Proposals to stratify breast screening by breast cancer risk aim to produce a better balance of benefits to harms. Notably, risk estimation calculated from common risk factors and a polygenic risk score would enable high-risk women to benefit from more frequent screening or preventive medication. This service would also identify low-risk women who experience fewer benefits from attending, as lower grade and in situ cancers may be treated unnecessarily. It may therefore be appropriate for low-risk women to attend screening less. This study aimed to elicit views regarding implementing less frequent screening for low-risk women from healthcare professionals who implement risk-stratified screening.
Healthcare professionals involved in the delivery of risk-stratified breast screening were invited to participate in a focus group within the screening setting in which they work or have a telephone interview. Primary care staff were also invited to provide their perspective. Three focus groups and two telephone interviews were conducted with 28 healthcare professionals.
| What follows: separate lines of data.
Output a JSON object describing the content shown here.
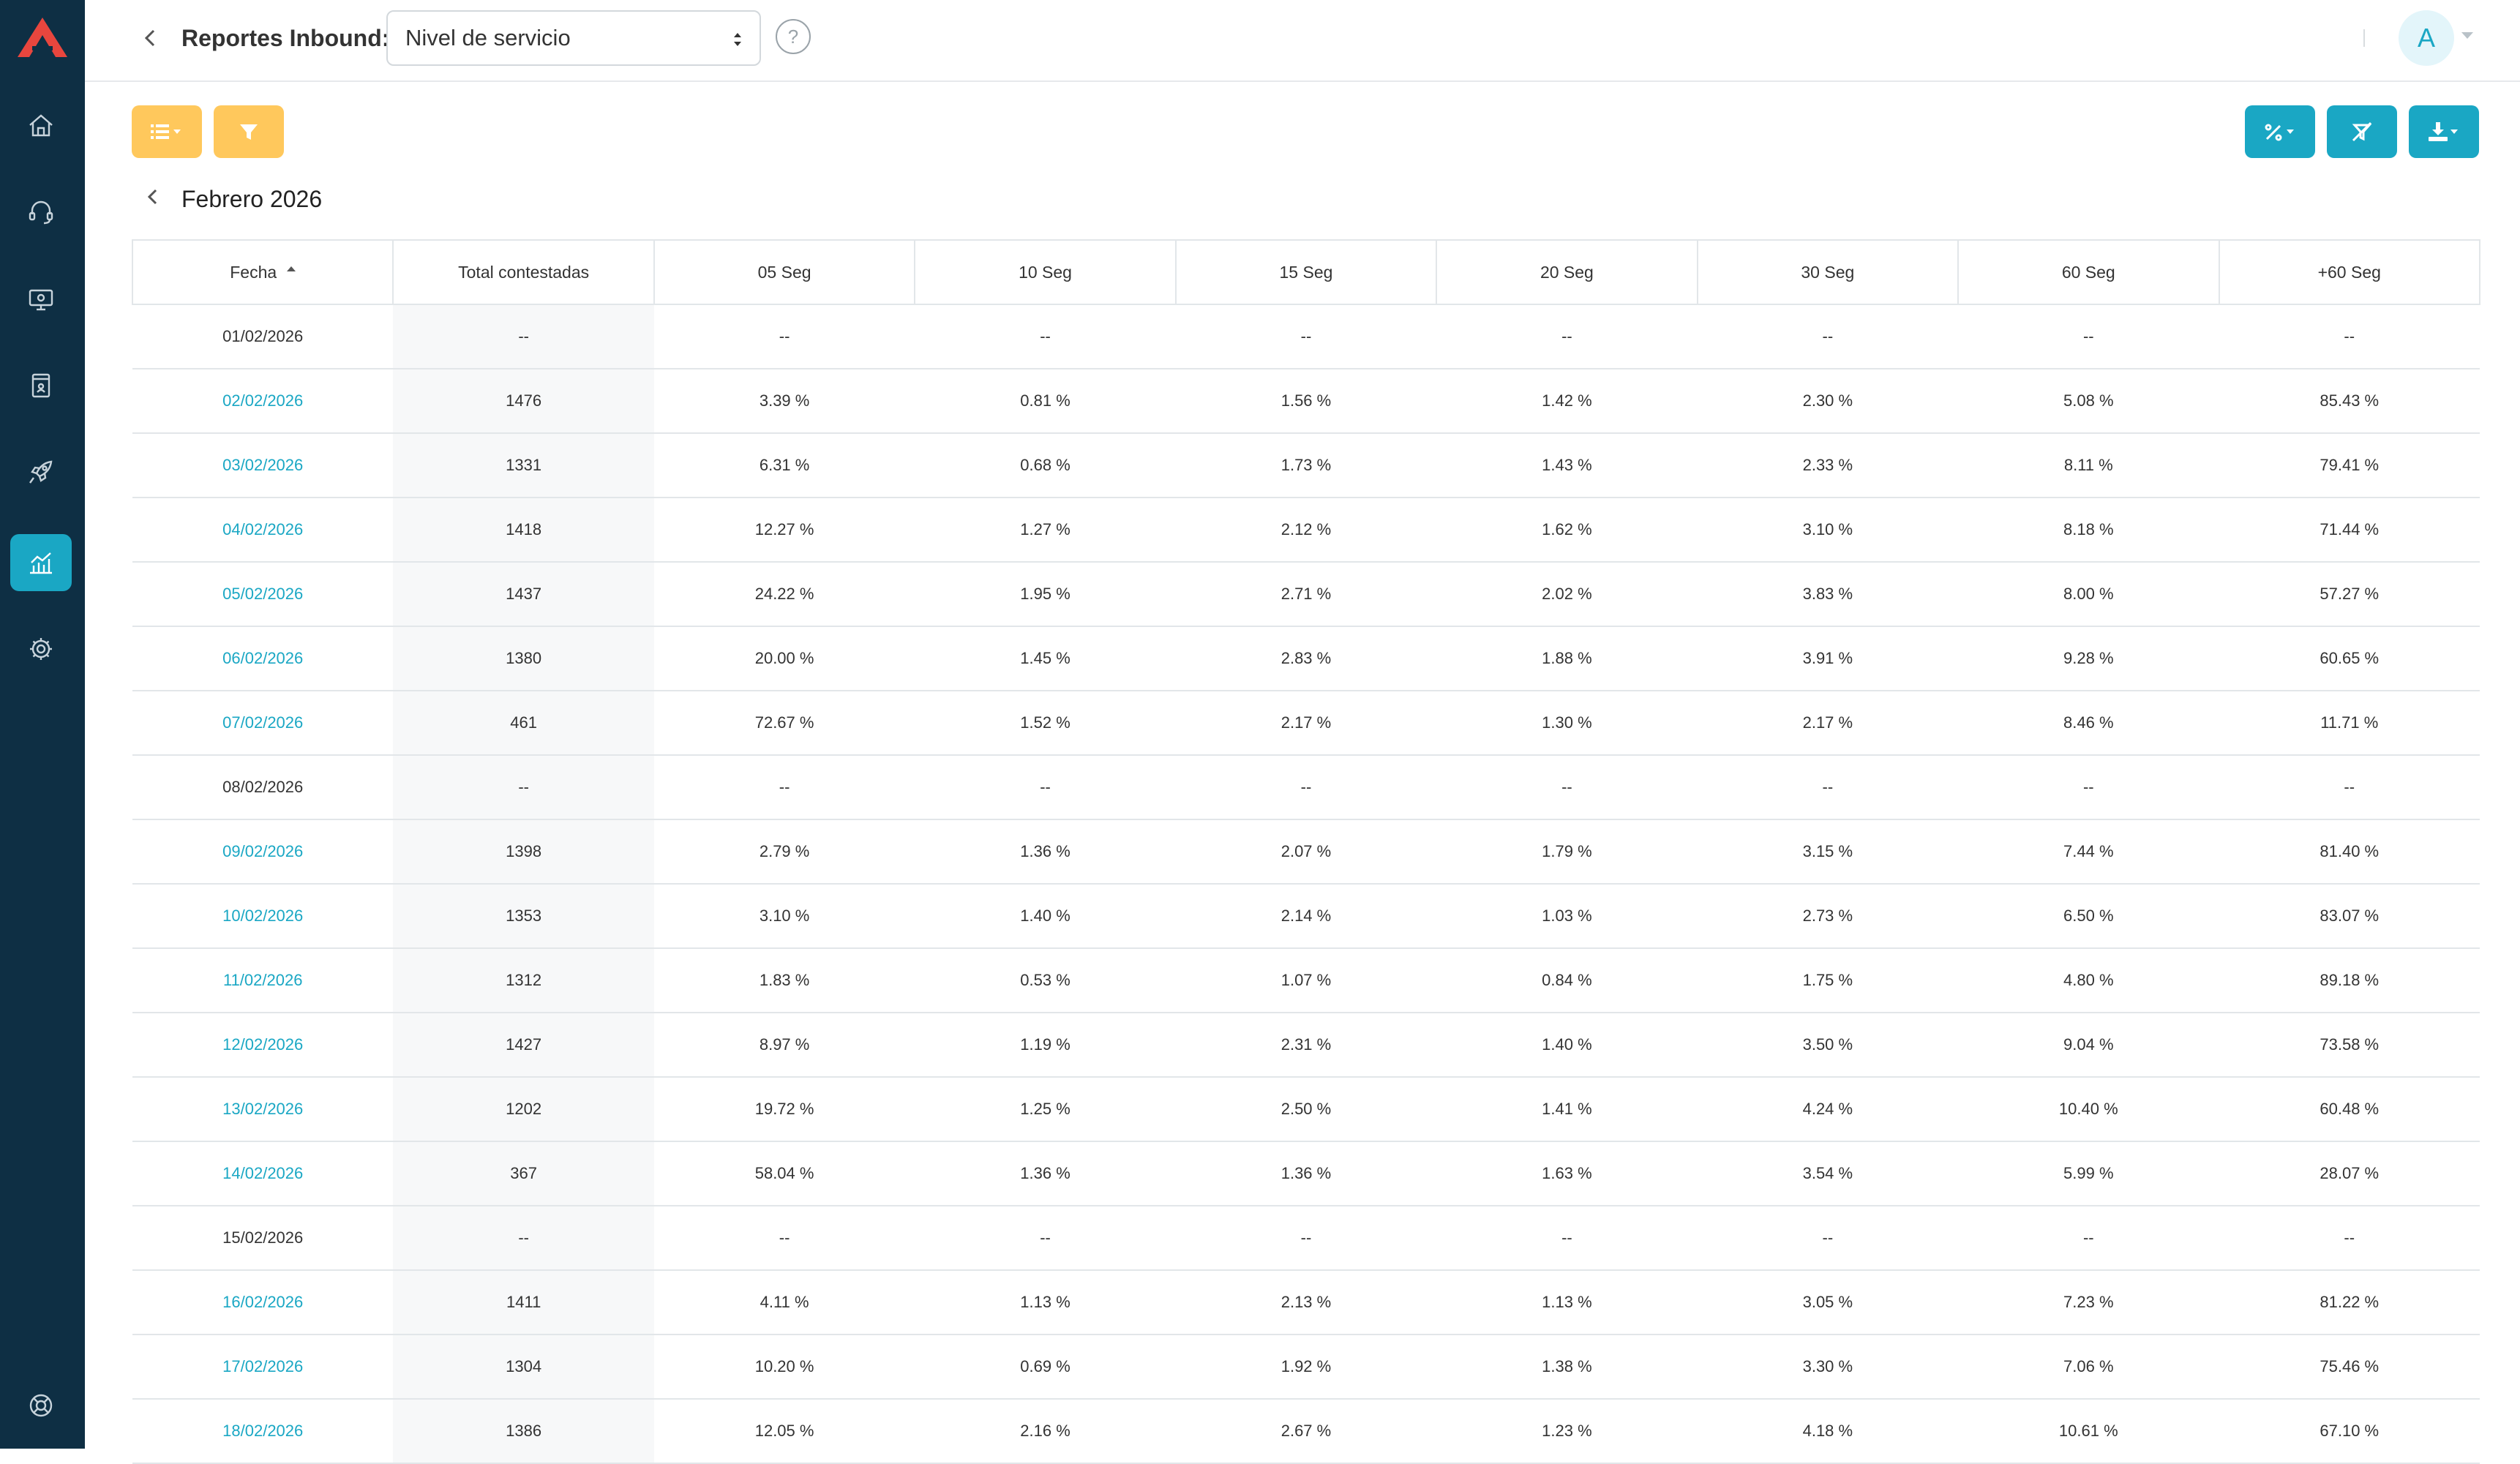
{
  "header": {
    "title": "Reportes Inbound:",
    "report_select": "Nivel de servicio",
    "help": "?",
    "avatar_initial": "A"
  },
  "period": {
    "label": "Febrero 2026"
  },
  "colors": {
    "sidebar": "#0e2f44",
    "accent": "#1aa7c4",
    "warning": "#ffc85c",
    "logo": "#e8463e"
  },
  "sidebar": {
    "items": [
      {
        "icon": "home-icon"
      },
      {
        "icon": "headset-icon"
      },
      {
        "icon": "monitor-icon"
      },
      {
        "icon": "contacts-book-icon"
      },
      {
        "icon": "rocket-icon"
      },
      {
        "icon": "reports-chart-icon",
        "active": true
      },
      {
        "icon": "gear-icon"
      },
      {
        "icon": "support-lifebuoy-icon"
      }
    ]
  },
  "table": {
    "columns": [
      "Fecha",
      "Total contestadas",
      "05 Seg",
      "10 Seg",
      "15 Seg",
      "20 Seg",
      "30 Seg",
      "60 Seg",
      "+60 Seg"
    ],
    "rows": [
      {
        "fecha": "01/02/2026",
        "link": false,
        "total": "--",
        "s05": "--",
        "s10": "--",
        "s15": "--",
        "s20": "--",
        "s30": "--",
        "s60": "--",
        "s60p": "--"
      },
      {
        "fecha": "02/02/2026",
        "link": true,
        "total": "1476",
        "s05": "3.39 %",
        "s10": "0.81 %",
        "s15": "1.56 %",
        "s20": "1.42 %",
        "s30": "2.30 %",
        "s60": "5.08 %",
        "s60p": "85.43 %"
      },
      {
        "fecha": "03/02/2026",
        "link": true,
        "total": "1331",
        "s05": "6.31 %",
        "s10": "0.68 %",
        "s15": "1.73 %",
        "s20": "1.43 %",
        "s30": "2.33 %",
        "s60": "8.11 %",
        "s60p": "79.41 %"
      },
      {
        "fecha": "04/02/2026",
        "link": true,
        "total": "1418",
        "s05": "12.27 %",
        "s10": "1.27 %",
        "s15": "2.12 %",
        "s20": "1.62 %",
        "s30": "3.10 %",
        "s60": "8.18 %",
        "s60p": "71.44 %"
      },
      {
        "fecha": "05/02/2026",
        "link": true,
        "total": "1437",
        "s05": "24.22 %",
        "s10": "1.95 %",
        "s15": "2.71 %",
        "s20": "2.02 %",
        "s30": "3.83 %",
        "s60": "8.00 %",
        "s60p": "57.27 %"
      },
      {
        "fecha": "06/02/2026",
        "link": true,
        "total": "1380",
        "s05": "20.00 %",
        "s10": "1.45 %",
        "s15": "2.83 %",
        "s20": "1.88 %",
        "s30": "3.91 %",
        "s60": "9.28 %",
        "s60p": "60.65 %"
      },
      {
        "fecha": "07/02/2026",
        "link": true,
        "total": "461",
        "s05": "72.67 %",
        "s10": "1.52 %",
        "s15": "2.17 %",
        "s20": "1.30 %",
        "s30": "2.17 %",
        "s60": "8.46 %",
        "s60p": "11.71 %"
      },
      {
        "fecha": "08/02/2026",
        "link": false,
        "total": "--",
        "s05": "--",
        "s10": "--",
        "s15": "--",
        "s20": "--",
        "s30": "--",
        "s60": "--",
        "s60p": "--"
      },
      {
        "fecha": "09/02/2026",
        "link": true,
        "total": "1398",
        "s05": "2.79 %",
        "s10": "1.36 %",
        "s15": "2.07 %",
        "s20": "1.79 %",
        "s30": "3.15 %",
        "s60": "7.44 %",
        "s60p": "81.40 %"
      },
      {
        "fecha": "10/02/2026",
        "link": true,
        "total": "1353",
        "s05": "3.10 %",
        "s10": "1.40 %",
        "s15": "2.14 %",
        "s20": "1.03 %",
        "s30": "2.73 %",
        "s60": "6.50 %",
        "s60p": "83.07 %"
      },
      {
        "fecha": "11/02/2026",
        "link": true,
        "total": "1312",
        "s05": "1.83 %",
        "s10": "0.53 %",
        "s15": "1.07 %",
        "s20": "0.84 %",
        "s30": "1.75 %",
        "s60": "4.80 %",
        "s60p": "89.18 %"
      },
      {
        "fecha": "12/02/2026",
        "link": true,
        "total": "1427",
        "s05": "8.97 %",
        "s10": "1.19 %",
        "s15": "2.31 %",
        "s20": "1.40 %",
        "s30": "3.50 %",
        "s60": "9.04 %",
        "s60p": "73.58 %"
      },
      {
        "fecha": "13/02/2026",
        "link": true,
        "total": "1202",
        "s05": "19.72 %",
        "s10": "1.25 %",
        "s15": "2.50 %",
        "s20": "1.41 %",
        "s30": "4.24 %",
        "s60": "10.40 %",
        "s60p": "60.48 %"
      },
      {
        "fecha": "14/02/2026",
        "link": true,
        "total": "367",
        "s05": "58.04 %",
        "s10": "1.36 %",
        "s15": "1.36 %",
        "s20": "1.63 %",
        "s30": "3.54 %",
        "s60": "5.99 %",
        "s60p": "28.07 %"
      },
      {
        "fecha": "15/02/2026",
        "link": false,
        "total": "--",
        "s05": "--",
        "s10": "--",
        "s15": "--",
        "s20": "--",
        "s30": "--",
        "s60": "--",
        "s60p": "--"
      },
      {
        "fecha": "16/02/2026",
        "link": true,
        "total": "1411",
        "s05": "4.11 %",
        "s10": "1.13 %",
        "s15": "2.13 %",
        "s20": "1.13 %",
        "s30": "3.05 %",
        "s60": "7.23 %",
        "s60p": "81.22 %"
      },
      {
        "fecha": "17/02/2026",
        "link": true,
        "total": "1304",
        "s05": "10.20 %",
        "s10": "0.69 %",
        "s15": "1.92 %",
        "s20": "1.38 %",
        "s30": "3.30 %",
        "s60": "7.06 %",
        "s60p": "75.46 %"
      },
      {
        "fecha": "18/02/2026",
        "link": true,
        "total": "1386",
        "s05": "12.05 %",
        "s10": "2.16 %",
        "s15": "2.67 %",
        "s20": "1.23 %",
        "s30": "4.18 %",
        "s60": "10.61 %",
        "s60p": "67.10 %"
      }
    ]
  }
}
To identify patterns across the sample, data were analysed as a single dataset using reflexive thematic analysis.
Analysis yielded three themes: Reservations concerning the introduction of less frequent screening, highlighting healthcare professionals’ unease and concerns towards implementing less frequent screening; Considerations for the management of public knowledge, providing views on media impact on public opinion and the potential for a low-risk pathway to cause confusion and raise suspicion regarding implementation motives; and Deliberating service implications and reconfiguration management, where the practicalities of implementation are discussed.
Healthcare professionals broadly supported less frequent screening but had concerns about implementation. It will be essential to address concerns regarding risk estimate accuracy, healthcare professional confidence, service infrastructure and public communication prior to introducing less frequent screening for low-risk women.